▶ **Action item**:
Please return all lines of the data below containing the string "subtitle".

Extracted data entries
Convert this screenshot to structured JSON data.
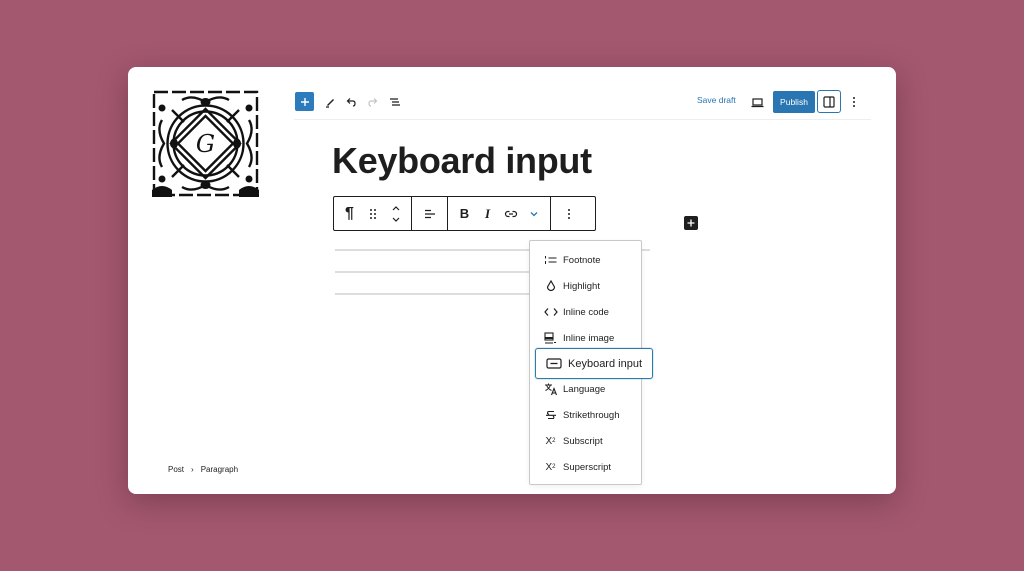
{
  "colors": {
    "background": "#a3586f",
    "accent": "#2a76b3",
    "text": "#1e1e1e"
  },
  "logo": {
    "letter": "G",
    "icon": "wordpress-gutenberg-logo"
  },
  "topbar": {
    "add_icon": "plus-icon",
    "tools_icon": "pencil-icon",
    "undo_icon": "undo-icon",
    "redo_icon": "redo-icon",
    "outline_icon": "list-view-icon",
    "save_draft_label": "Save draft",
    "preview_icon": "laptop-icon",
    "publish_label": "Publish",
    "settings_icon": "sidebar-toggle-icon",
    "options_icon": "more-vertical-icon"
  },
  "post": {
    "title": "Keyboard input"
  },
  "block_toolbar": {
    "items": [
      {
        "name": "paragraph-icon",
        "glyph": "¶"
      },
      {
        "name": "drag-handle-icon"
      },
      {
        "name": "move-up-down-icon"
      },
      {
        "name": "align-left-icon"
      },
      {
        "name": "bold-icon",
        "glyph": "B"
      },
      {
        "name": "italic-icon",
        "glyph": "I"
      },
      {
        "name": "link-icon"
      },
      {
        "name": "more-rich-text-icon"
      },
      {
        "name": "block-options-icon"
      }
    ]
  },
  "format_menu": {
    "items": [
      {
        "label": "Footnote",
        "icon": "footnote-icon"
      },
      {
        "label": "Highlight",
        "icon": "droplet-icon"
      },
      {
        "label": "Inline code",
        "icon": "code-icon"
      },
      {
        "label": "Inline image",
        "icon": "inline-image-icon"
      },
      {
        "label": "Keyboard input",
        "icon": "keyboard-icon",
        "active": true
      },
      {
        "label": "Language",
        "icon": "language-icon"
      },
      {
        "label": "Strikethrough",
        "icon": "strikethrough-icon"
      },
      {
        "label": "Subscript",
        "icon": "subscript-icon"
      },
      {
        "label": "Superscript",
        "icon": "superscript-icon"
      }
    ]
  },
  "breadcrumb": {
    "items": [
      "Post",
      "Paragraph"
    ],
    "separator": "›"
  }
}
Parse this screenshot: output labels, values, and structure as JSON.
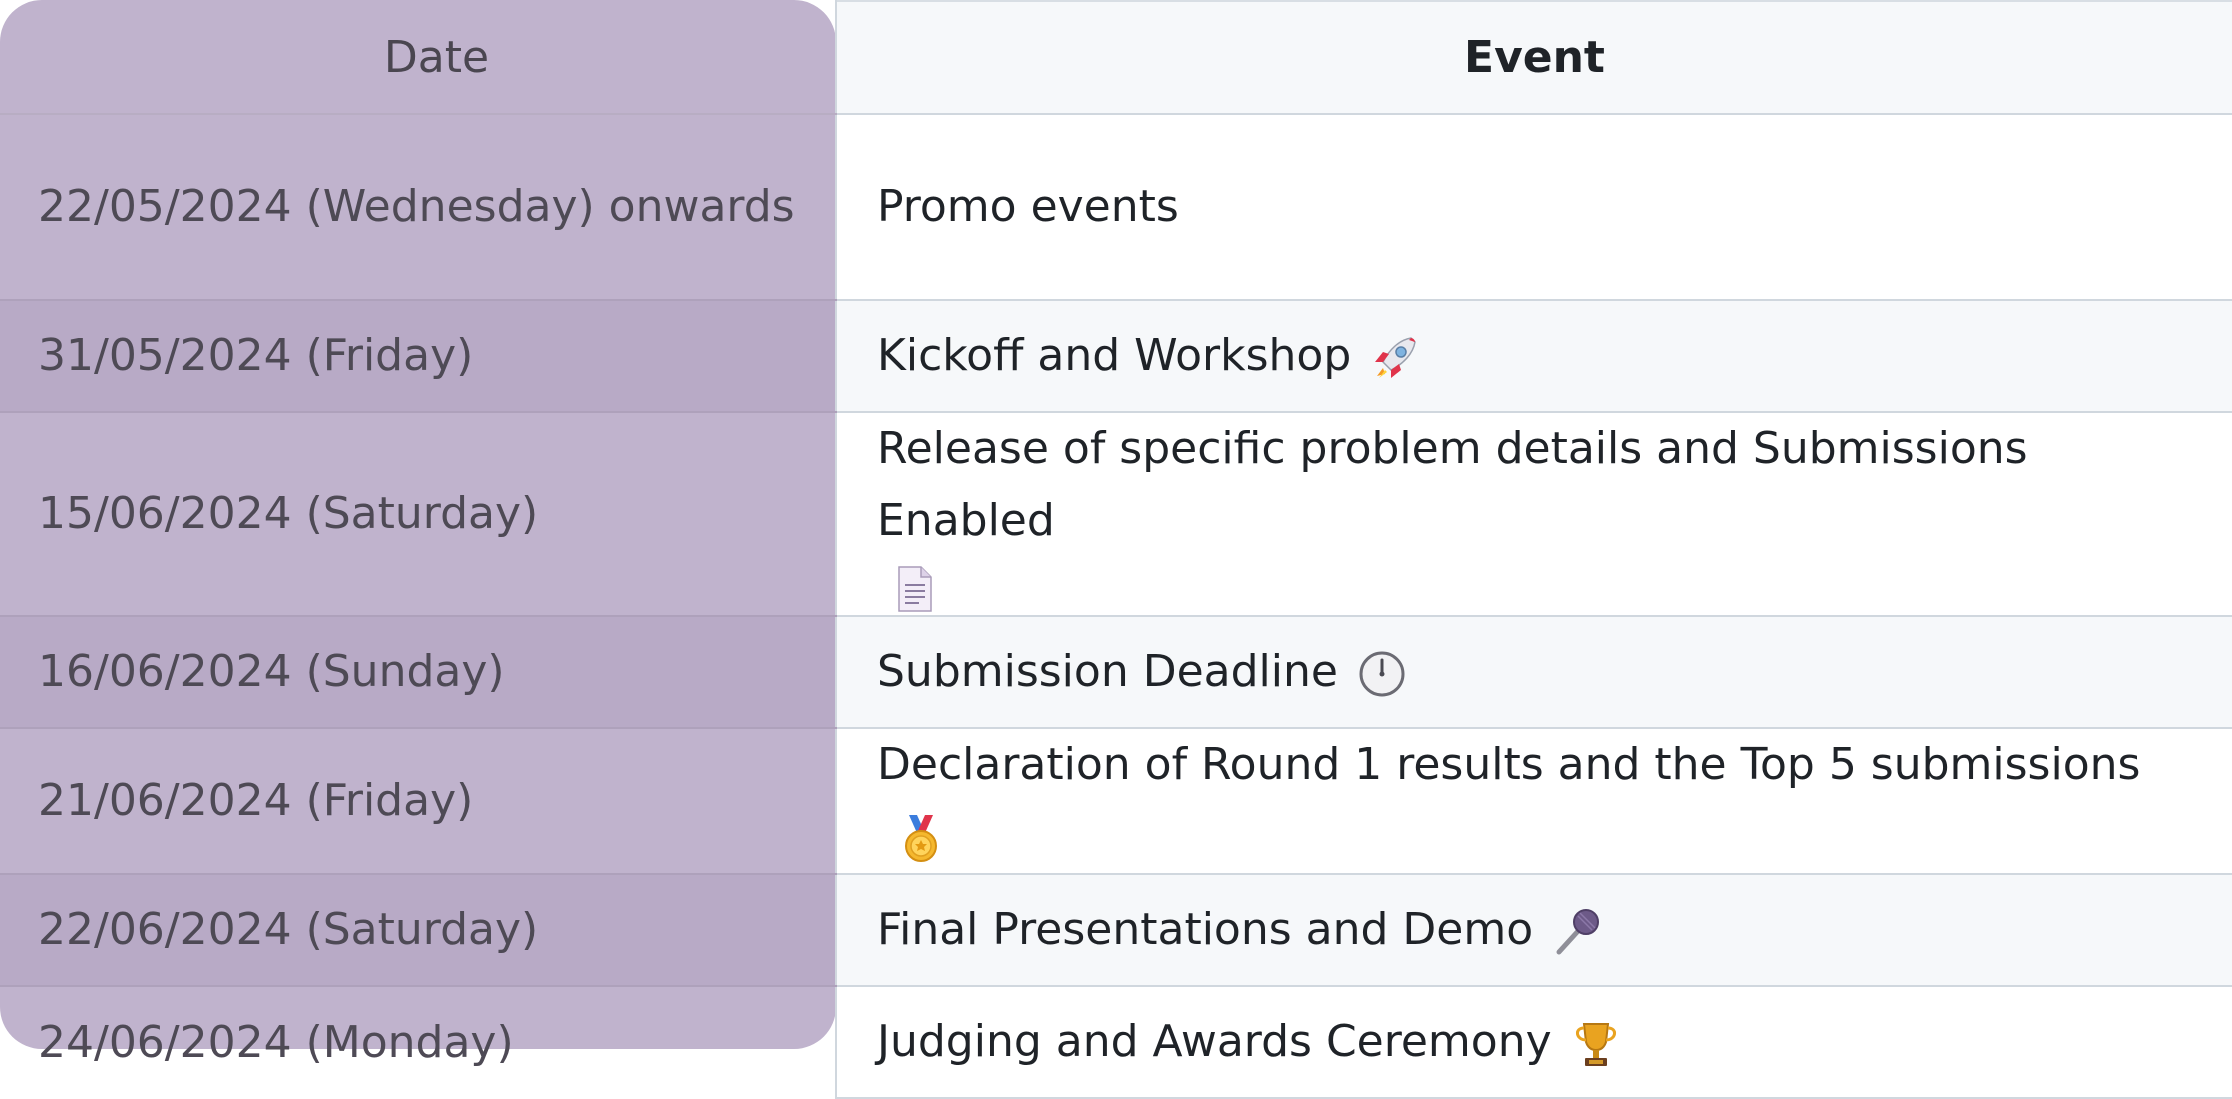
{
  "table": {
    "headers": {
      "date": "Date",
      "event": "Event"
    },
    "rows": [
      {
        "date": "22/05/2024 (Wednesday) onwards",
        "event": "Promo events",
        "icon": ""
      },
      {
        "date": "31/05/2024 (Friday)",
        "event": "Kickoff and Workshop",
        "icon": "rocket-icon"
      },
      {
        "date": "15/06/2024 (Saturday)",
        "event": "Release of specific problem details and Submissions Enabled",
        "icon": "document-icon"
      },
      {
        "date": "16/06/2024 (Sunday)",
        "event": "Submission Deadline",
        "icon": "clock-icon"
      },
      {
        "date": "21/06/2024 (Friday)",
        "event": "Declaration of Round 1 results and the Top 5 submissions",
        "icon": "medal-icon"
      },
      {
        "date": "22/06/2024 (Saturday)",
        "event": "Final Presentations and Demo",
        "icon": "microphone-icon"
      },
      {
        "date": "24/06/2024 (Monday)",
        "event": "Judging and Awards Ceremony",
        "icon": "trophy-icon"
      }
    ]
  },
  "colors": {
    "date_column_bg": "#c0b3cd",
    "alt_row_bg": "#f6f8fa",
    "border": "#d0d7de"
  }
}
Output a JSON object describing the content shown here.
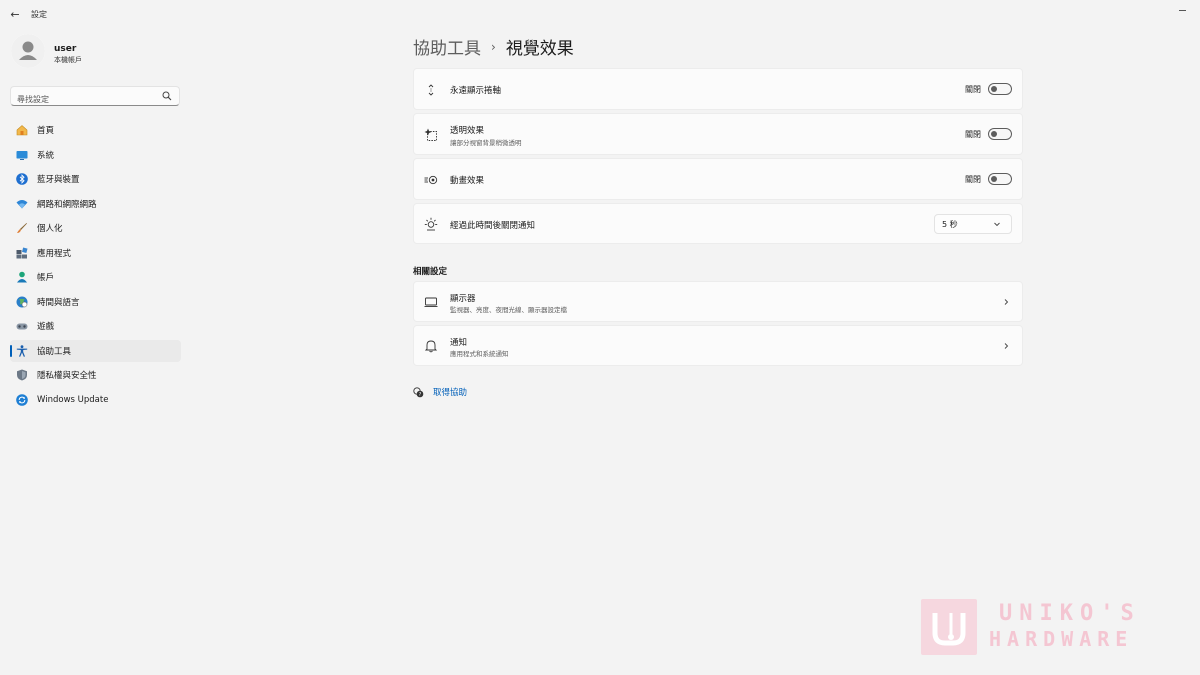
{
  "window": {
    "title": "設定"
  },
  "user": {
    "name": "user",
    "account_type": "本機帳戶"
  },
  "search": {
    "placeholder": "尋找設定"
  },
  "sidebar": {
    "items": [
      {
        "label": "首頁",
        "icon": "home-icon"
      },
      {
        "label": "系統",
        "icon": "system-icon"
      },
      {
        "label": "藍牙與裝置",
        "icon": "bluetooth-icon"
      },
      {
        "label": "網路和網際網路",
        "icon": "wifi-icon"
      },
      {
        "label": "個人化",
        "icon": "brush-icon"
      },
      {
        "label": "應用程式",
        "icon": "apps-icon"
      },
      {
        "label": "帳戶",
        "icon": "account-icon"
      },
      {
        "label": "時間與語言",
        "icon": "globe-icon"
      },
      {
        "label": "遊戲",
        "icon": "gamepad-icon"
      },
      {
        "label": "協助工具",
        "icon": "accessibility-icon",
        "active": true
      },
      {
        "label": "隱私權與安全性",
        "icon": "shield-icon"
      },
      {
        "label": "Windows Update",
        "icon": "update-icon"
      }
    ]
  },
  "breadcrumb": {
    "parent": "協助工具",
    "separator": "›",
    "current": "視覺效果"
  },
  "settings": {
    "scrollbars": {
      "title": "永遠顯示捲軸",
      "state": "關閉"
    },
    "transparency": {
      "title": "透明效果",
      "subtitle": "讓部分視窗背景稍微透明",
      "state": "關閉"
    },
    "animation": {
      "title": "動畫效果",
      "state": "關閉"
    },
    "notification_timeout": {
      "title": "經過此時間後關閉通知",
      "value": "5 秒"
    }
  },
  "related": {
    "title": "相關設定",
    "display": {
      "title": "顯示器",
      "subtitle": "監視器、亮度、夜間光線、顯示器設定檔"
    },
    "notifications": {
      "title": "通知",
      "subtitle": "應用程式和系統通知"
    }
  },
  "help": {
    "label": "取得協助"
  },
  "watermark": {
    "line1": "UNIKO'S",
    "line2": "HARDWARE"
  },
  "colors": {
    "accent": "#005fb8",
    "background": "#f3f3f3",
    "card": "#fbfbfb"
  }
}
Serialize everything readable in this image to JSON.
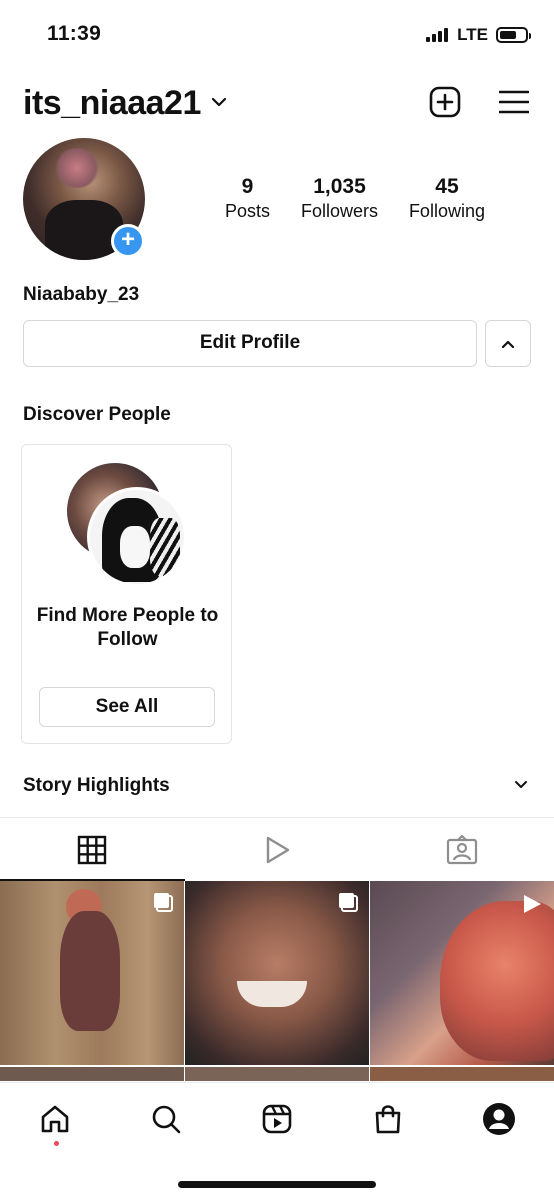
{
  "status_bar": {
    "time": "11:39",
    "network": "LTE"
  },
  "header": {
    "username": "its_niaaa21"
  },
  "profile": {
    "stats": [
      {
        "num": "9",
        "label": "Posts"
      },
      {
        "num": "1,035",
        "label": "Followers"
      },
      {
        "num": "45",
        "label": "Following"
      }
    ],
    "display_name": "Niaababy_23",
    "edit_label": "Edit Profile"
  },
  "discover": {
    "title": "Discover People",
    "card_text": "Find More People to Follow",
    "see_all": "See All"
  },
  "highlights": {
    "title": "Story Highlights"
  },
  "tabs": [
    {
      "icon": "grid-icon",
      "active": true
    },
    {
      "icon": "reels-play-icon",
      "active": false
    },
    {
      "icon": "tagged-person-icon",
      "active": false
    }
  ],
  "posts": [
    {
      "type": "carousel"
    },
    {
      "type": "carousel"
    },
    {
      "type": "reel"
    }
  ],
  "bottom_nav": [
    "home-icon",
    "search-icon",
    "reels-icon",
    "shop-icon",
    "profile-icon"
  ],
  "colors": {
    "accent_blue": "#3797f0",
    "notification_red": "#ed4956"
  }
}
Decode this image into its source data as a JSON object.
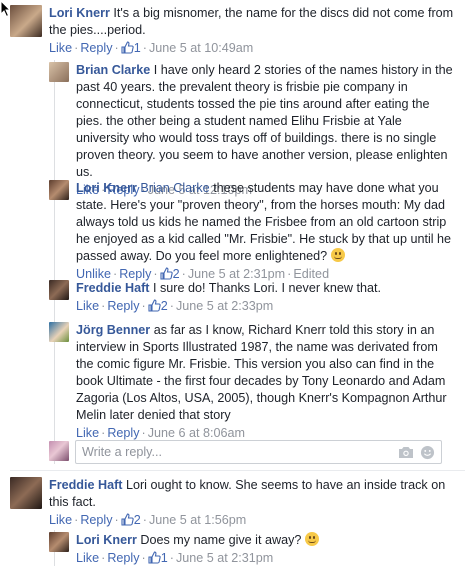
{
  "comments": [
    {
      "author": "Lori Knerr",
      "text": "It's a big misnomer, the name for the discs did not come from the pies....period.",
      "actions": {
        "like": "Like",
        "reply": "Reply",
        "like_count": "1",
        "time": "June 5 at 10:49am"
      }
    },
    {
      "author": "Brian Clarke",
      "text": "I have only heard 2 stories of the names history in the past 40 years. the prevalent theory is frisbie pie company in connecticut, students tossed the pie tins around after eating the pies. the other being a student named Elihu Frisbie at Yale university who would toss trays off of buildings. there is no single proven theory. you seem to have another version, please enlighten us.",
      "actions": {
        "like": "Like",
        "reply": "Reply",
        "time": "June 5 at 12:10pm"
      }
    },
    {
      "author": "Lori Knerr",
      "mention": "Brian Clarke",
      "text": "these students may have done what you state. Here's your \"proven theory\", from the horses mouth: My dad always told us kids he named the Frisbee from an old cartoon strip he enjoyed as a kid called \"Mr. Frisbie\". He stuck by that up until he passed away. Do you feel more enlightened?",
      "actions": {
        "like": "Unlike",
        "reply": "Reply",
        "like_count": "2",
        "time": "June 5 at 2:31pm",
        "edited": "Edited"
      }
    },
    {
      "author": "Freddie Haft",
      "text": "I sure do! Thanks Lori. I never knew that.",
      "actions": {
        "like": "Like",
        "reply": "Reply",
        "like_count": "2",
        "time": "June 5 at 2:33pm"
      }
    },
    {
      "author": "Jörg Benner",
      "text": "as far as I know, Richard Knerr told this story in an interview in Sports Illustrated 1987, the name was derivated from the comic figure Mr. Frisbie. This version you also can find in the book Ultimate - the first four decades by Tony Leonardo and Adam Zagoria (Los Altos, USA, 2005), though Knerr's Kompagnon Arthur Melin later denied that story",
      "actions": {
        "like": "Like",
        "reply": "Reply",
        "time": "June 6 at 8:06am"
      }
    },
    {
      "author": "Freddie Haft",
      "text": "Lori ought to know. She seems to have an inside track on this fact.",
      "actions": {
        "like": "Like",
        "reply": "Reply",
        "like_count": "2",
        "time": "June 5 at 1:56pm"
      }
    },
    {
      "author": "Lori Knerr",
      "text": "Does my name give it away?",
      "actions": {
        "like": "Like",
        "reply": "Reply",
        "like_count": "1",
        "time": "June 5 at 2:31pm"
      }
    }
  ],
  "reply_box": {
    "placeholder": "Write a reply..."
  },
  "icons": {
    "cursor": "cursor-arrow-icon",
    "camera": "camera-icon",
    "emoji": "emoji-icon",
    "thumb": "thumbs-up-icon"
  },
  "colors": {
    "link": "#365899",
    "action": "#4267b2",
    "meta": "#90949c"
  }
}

▶ **Your solution**:
      "subtitle": "讓部分視窗背景稍微透明",
      "subtitle": "監視器、亮度、夜間光線、顯示器設定檔"
      "subtitle": "應用程式和系統通知"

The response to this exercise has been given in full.